__TO DO__:
Copy all the records word for word, apart from any pictures.

__SUPPLIED DATA__:
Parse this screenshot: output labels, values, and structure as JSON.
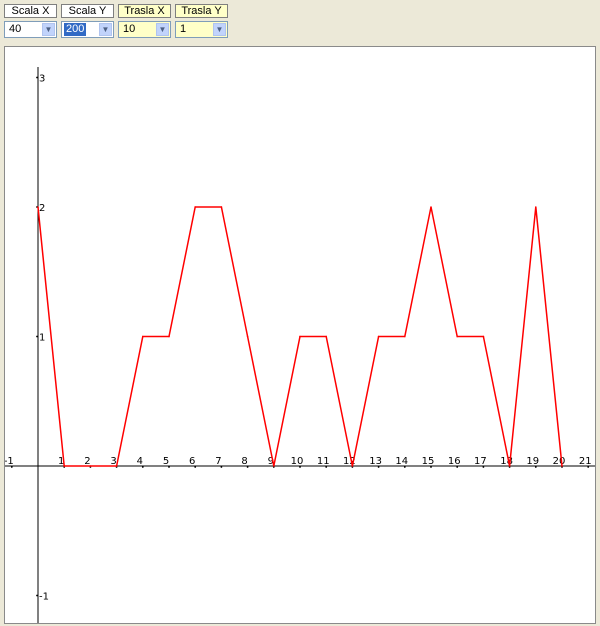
{
  "controls": [
    {
      "label": "Scala X",
      "value": "40",
      "selected": false,
      "highlight": false
    },
    {
      "label": "Scala Y",
      "value": "200",
      "selected": true,
      "highlight": false
    },
    {
      "label": "Trasla X",
      "value": "10",
      "selected": false,
      "highlight": true
    },
    {
      "label": "Trasla Y",
      "value": "1",
      "selected": false,
      "highlight": true
    }
  ],
  "colors": {
    "curve": "#ff0000",
    "axes": "#000000",
    "plot_background": "#ffffff",
    "window_background": "#ece9d8",
    "highlight_control": "#ffffc8",
    "selection": "#316ac5"
  },
  "chart_data": {
    "type": "line",
    "xlim": [
      -1,
      21
    ],
    "ylim": [
      -1,
      3
    ],
    "x_ticks": [
      "-1",
      "1",
      "2",
      "3",
      "4",
      "5",
      "6",
      "7",
      "8",
      "9",
      "10",
      "11",
      "12",
      "13",
      "14",
      "15",
      "16",
      "17",
      "18",
      "19",
      "20",
      "21"
    ],
    "y_ticks": [
      "3",
      "2",
      "1",
      "-1"
    ],
    "grid": false,
    "series": [
      {
        "points": [
          [
            0,
            2
          ],
          [
            1,
            0
          ],
          [
            2,
            0
          ],
          [
            3,
            0
          ],
          [
            4,
            1
          ],
          [
            5,
            1
          ],
          [
            6,
            2
          ],
          [
            7,
            2
          ],
          [
            8,
            1
          ],
          [
            9,
            0
          ],
          [
            10,
            1
          ],
          [
            11,
            1
          ],
          [
            12,
            0
          ],
          [
            13,
            1
          ],
          [
            14,
            1
          ],
          [
            15,
            2
          ],
          [
            16,
            1
          ],
          [
            17,
            1
          ],
          [
            18,
            0
          ],
          [
            19,
            2
          ],
          [
            20,
            0
          ]
        ]
      }
    ]
  }
}
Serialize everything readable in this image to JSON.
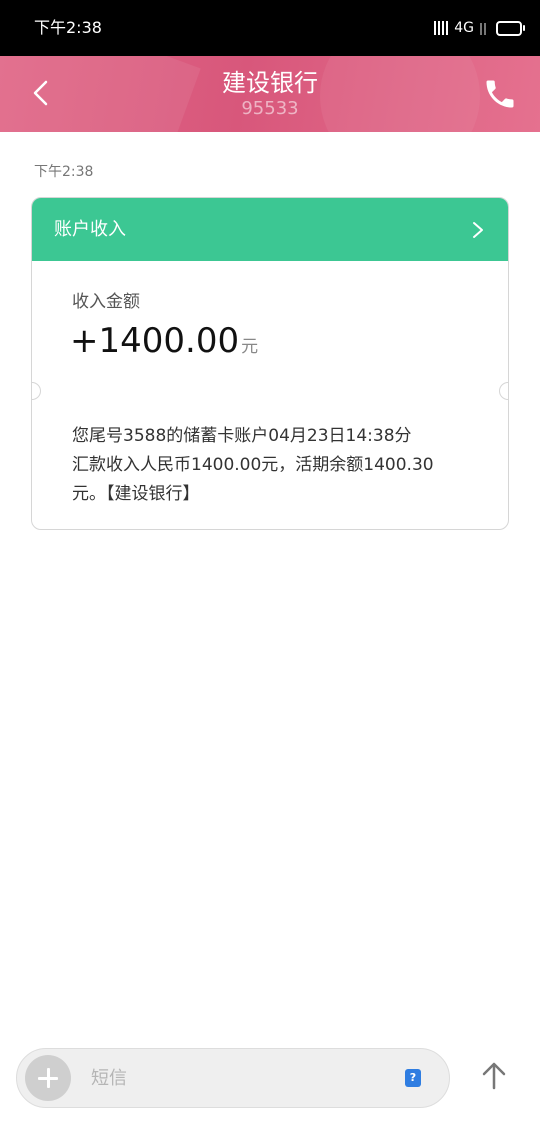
{
  "status_bar": {
    "time": "下午2:38",
    "network": "4G"
  },
  "header": {
    "title": "建设银行",
    "number": "95533"
  },
  "conversation": {
    "message_time": "下午2:38",
    "card": {
      "header_title": "账户收入",
      "amount_label": "收入金额",
      "amount": "+1400.00",
      "amount_unit": "元",
      "body_line1": "您尾号3588的储蓄卡账户04月23日14:38分",
      "body_line2": "汇款收入人民币1400.00元，活期余额1400.30",
      "body_line3": "元。【建设银行】"
    }
  },
  "input_bar": {
    "placeholder": "短信",
    "sim_label": "?"
  },
  "colors": {
    "header_bg": "#dc5f81",
    "card_header_bg": "#3cc793",
    "sim_badge": "#2f7de1"
  },
  "icons": {
    "back": "chevron-left-icon",
    "phone": "phone-icon",
    "card_arrow": "chevron-right-icon",
    "add": "plus-icon",
    "send": "arrow-up-icon"
  }
}
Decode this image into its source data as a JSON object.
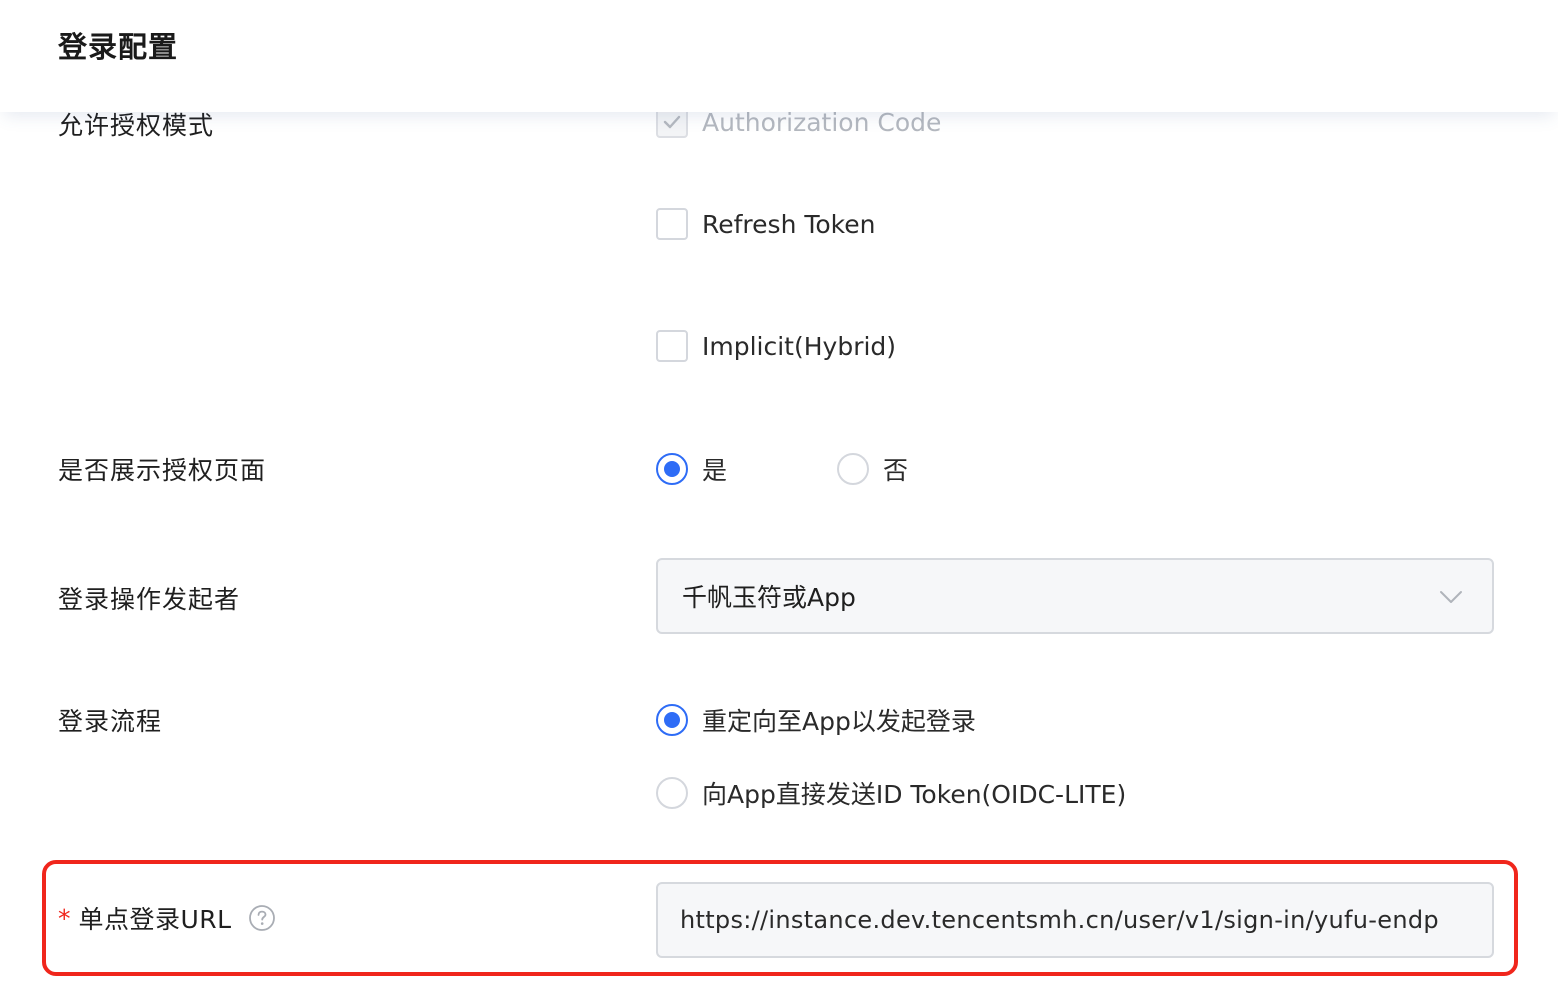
{
  "header": {
    "title": "登录配置"
  },
  "grant_modes": {
    "label": "允许授权模式",
    "options": [
      {
        "label": "Authorization Code",
        "checked": true,
        "disabled": true
      },
      {
        "label": "Refresh Token",
        "checked": false,
        "disabled": false
      },
      {
        "label": "Implicit(Hybrid)",
        "checked": false,
        "disabled": false
      }
    ]
  },
  "show_auth_page": {
    "label": "是否展示授权页面",
    "options": [
      {
        "label": "是",
        "selected": true
      },
      {
        "label": "否",
        "selected": false
      }
    ]
  },
  "login_initiator": {
    "label": "登录操作发起者",
    "value": "千帆玉符或App"
  },
  "login_flow": {
    "label": "登录流程",
    "options": [
      {
        "label": "重定向至App以发起登录",
        "selected": true
      },
      {
        "label": "向App直接发送ID Token(OIDC-LITE)",
        "selected": false
      }
    ]
  },
  "sso_url": {
    "required_mark": "*",
    "label": "单点登录URL",
    "value": "https://instance.dev.tencentsmh.cn/user/v1/sign-in/yufu-endp"
  },
  "colors": {
    "accent": "#2e6cf6",
    "highlight": "#f0261c"
  }
}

__THE COMPLETED TASK__:
Parse this screenshot: output labels, values, and structure as JSON.
{
  "controls": [
    {
      "label": "Scala X",
      "value": "40",
      "selected": false,
      "highlight": false
    },
    {
      "label": "Scala Y",
      "value": "200",
      "selected": true,
      "highlight": false
    },
    {
      "label": "Trasla X",
      "value": "10",
      "selected": false,
      "highlight": true
    },
    {
      "label": "Trasla Y",
      "value": "1",
      "selected": false,
      "highlight": true
    }
  ],
  "colors": {
    "curve": "#ff0000",
    "axes": "#000000",
    "plot_background": "#ffffff",
    "window_background": "#ece9d8",
    "highlight_control": "#ffffc8",
    "selection": "#316ac5"
  },
  "chart_data": {
    "type": "line",
    "xlim": [
      -1,
      21
    ],
    "ylim": [
      -1,
      3
    ],
    "x_ticks": [
      "-1",
      "1",
      "2",
      "3",
      "4",
      "5",
      "6",
      "7",
      "8",
      "9",
      "10",
      "11",
      "12",
      "13",
      "14",
      "15",
      "16",
      "17",
      "18",
      "19",
      "20",
      "21"
    ],
    "y_ticks": [
      "3",
      "2",
      "1",
      "-1"
    ],
    "grid": false,
    "series": [
      {
        "points": [
          [
            0,
            2
          ],
          [
            1,
            0
          ],
          [
            2,
            0
          ],
          [
            3,
            0
          ],
          [
            4,
            1
          ],
          [
            5,
            1
          ],
          [
            6,
            2
          ],
          [
            7,
            2
          ],
          [
            8,
            1
          ],
          [
            9,
            0
          ],
          [
            10,
            1
          ],
          [
            11,
            1
          ],
          [
            12,
            0
          ],
          [
            13,
            1
          ],
          [
            14,
            1
          ],
          [
            15,
            2
          ],
          [
            16,
            1
          ],
          [
            17,
            1
          ],
          [
            18,
            0
          ],
          [
            19,
            2
          ],
          [
            20,
            0
          ]
        ]
      }
    ]
  }
}
Serialize everything readable in this image to JSON.
{
  "status_bar": {
    "time": "下午2:38",
    "network": "4G"
  },
  "header": {
    "title": "建设银行",
    "number": "95533"
  },
  "conversation": {
    "message_time": "下午2:38",
    "card": {
      "header_title": "账户收入",
      "amount_label": "收入金额",
      "amount": "+1400.00",
      "amount_unit": "元",
      "body_line1": "您尾号3588的储蓄卡账户04月23日14:38分",
      "body_line2": "汇款收入人民币1400.00元，活期余额1400.30",
      "body_line3": "元。【建设银行】"
    }
  },
  "input_bar": {
    "placeholder": "短信",
    "sim_label": "?"
  },
  "colors": {
    "header_bg": "#dc5f81",
    "card_header_bg": "#3cc793",
    "sim_badge": "#2f7de1"
  },
  "icons": {
    "back": "chevron-left-icon",
    "phone": "phone-icon",
    "card_arrow": "chevron-right-icon",
    "add": "plus-icon",
    "send": "arrow-up-icon"
  }
}
Decode this image into its source data as a JSON object.
{
  "header": {
    "title": "登录配置"
  },
  "grant_modes": {
    "label": "允许授权模式",
    "options": [
      {
        "label": "Authorization Code",
        "checked": true,
        "disabled": true
      },
      {
        "label": "Refresh Token",
        "checked": false,
        "disabled": false
      },
      {
        "label": "Implicit(Hybrid)",
        "checked": false,
        "disabled": false
      }
    ]
  },
  "show_auth_page": {
    "label": "是否展示授权页面",
    "options": [
      {
        "label": "是",
        "selected": true
      },
      {
        "label": "否",
        "selected": false
      }
    ]
  },
  "login_initiator": {
    "label": "登录操作发起者",
    "value": "千帆玉符或App"
  },
  "login_flow": {
    "label": "登录流程",
    "options": [
      {
        "label": "重定向至App以发起登录",
        "selected": true
      },
      {
        "label": "向App直接发送ID Token(OIDC-LITE)",
        "selected": false
      }
    ]
  },
  "sso_url": {
    "required_mark": "*",
    "label": "单点登录URL",
    "value": "https://instance.dev.tencentsmh.cn/user/v1/sign-in/yufu-endp"
  },
  "colors": {
    "accent": "#2e6cf6",
    "highlight": "#f0261c"
  }
}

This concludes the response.